TASK DIRECTIONS:
Output the data in full and exactly as presented.

(Data excerpts)
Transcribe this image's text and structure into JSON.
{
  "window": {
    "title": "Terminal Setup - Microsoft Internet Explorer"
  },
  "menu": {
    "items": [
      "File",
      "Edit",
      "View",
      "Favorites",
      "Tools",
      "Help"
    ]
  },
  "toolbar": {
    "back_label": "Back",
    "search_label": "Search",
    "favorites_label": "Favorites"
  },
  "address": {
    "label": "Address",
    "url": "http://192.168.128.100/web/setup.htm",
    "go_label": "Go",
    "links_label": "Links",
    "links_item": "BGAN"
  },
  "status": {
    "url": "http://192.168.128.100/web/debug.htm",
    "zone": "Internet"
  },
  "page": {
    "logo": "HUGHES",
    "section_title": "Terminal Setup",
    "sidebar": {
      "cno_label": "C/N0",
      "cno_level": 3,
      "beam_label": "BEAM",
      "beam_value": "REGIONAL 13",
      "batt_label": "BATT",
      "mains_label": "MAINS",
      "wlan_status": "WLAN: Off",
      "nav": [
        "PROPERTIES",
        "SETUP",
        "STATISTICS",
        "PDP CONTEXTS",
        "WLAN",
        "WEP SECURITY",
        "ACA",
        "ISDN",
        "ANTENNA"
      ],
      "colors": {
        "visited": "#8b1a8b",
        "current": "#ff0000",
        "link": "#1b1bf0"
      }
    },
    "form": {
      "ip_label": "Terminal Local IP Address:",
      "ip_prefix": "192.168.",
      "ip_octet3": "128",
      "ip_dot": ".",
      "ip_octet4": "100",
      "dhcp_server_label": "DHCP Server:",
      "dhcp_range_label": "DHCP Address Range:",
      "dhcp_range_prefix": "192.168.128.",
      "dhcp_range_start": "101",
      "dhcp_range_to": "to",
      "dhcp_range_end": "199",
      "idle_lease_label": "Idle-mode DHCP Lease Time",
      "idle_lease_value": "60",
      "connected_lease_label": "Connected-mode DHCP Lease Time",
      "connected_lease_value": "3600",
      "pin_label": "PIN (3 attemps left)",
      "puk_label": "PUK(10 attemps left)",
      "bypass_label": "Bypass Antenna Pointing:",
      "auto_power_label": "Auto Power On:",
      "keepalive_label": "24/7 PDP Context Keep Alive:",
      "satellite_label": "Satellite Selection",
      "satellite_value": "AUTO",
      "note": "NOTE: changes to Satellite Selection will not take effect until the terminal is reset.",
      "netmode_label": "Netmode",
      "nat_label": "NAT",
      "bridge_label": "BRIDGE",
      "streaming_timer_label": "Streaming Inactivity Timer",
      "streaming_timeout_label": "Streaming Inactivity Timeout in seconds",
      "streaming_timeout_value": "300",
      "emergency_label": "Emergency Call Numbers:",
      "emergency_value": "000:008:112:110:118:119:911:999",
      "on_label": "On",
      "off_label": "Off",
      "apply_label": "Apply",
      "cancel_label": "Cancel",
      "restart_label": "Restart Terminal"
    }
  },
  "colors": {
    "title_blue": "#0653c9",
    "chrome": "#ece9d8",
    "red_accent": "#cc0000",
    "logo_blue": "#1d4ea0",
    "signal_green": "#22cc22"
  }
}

EXERCISE OUTPUT:
Transcribe this image's text and structure into JSON.
{
  "window": {
    "title": "Terminal Setup - Microsoft Internet Explorer"
  },
  "menu": {
    "items": [
      "File",
      "Edit",
      "View",
      "Favorites",
      "Tools",
      "Help"
    ]
  },
  "toolbar": {
    "back_label": "Back",
    "search_label": "Search",
    "favorites_label": "Favorites"
  },
  "address": {
    "label": "Address",
    "url": "http://192.168.128.100/web/setup.htm",
    "go_label": "Go",
    "links_label": "Links",
    "links_item": "BGAN"
  },
  "status": {
    "url": "http://192.168.128.100/web/debug.htm",
    "zone": "Internet"
  },
  "page": {
    "logo": "HUGHES",
    "section_title": "Terminal Setup",
    "sidebar": {
      "cno_label": "C/N0",
      "cno_level": 3,
      "beam_label": "BEAM",
      "beam_value": "REGIONAL 13",
      "batt_label": "BATT",
      "mains_label": "MAINS",
      "wlan_status": "WLAN: Off",
      "nav": [
        "PROPERTIES",
        "SETUP",
        "STATISTICS",
        "PDP CONTEXTS",
        "WLAN",
        "WEP SECURITY",
        "ACA",
        "ISDN",
        "ANTENNA"
      ],
      "colors": {
        "visited": "#8b1a8b",
        "current": "#ff0000",
        "link": "#1b1bf0"
      }
    },
    "form": {
      "ip_label": "Terminal Local IP Address:",
      "ip_prefix": "192.168.",
      "ip_octet3": "128",
      "ip_dot": ".",
      "ip_octet4": "100",
      "dhcp_server_label": "DHCP Server:",
      "dhcp_range_label": "DHCP Address Range:",
      "dhcp_range_prefix": "192.168.128.",
      "dhcp_range_start": "101",
      "dhcp_range_to": "to",
      "dhcp_range_end": "199",
      "idle_lease_label": "Idle-mode DHCP Lease Time",
      "idle_lease_value": "60",
      "connected_lease_label": "Connected-mode DHCP Lease Time",
      "connected_lease_value": "3600",
      "pin_label": "PIN (3 attemps left)",
      "puk_label": "PUK(10 attemps left)",
      "bypass_label": "Bypass Antenna Pointing:",
      "auto_power_label": "Auto Power On:",
      "keepalive_label": "24/7 PDP Context Keep Alive:",
      "satellite_label": "Satellite Selection",
      "satellite_value": "AUTO",
      "note": "NOTE: changes to Satellite Selection will not take effect until the terminal is reset.",
      "netmode_label": "Netmode",
      "nat_label": "NAT",
      "bridge_label": "BRIDGE",
      "streaming_timer_label": "Streaming Inactivity Timer",
      "streaming_timeout_label": "Streaming Inactivity Timeout in seconds",
      "streaming_timeout_value": "300",
      "emergency_label": "Emergency Call Numbers:",
      "emergency_value": "000:008:112:110:118:119:911:999",
      "on_label": "On",
      "off_label": "Off",
      "apply_label": "Apply",
      "cancel_label": "Cancel",
      "restart_label": "Restart Terminal"
    }
  },
  "colors": {
    "title_blue": "#0653c9",
    "chrome": "#ece9d8",
    "red_accent": "#cc0000",
    "logo_blue": "#1d4ea0",
    "signal_green": "#22cc22"
  }
}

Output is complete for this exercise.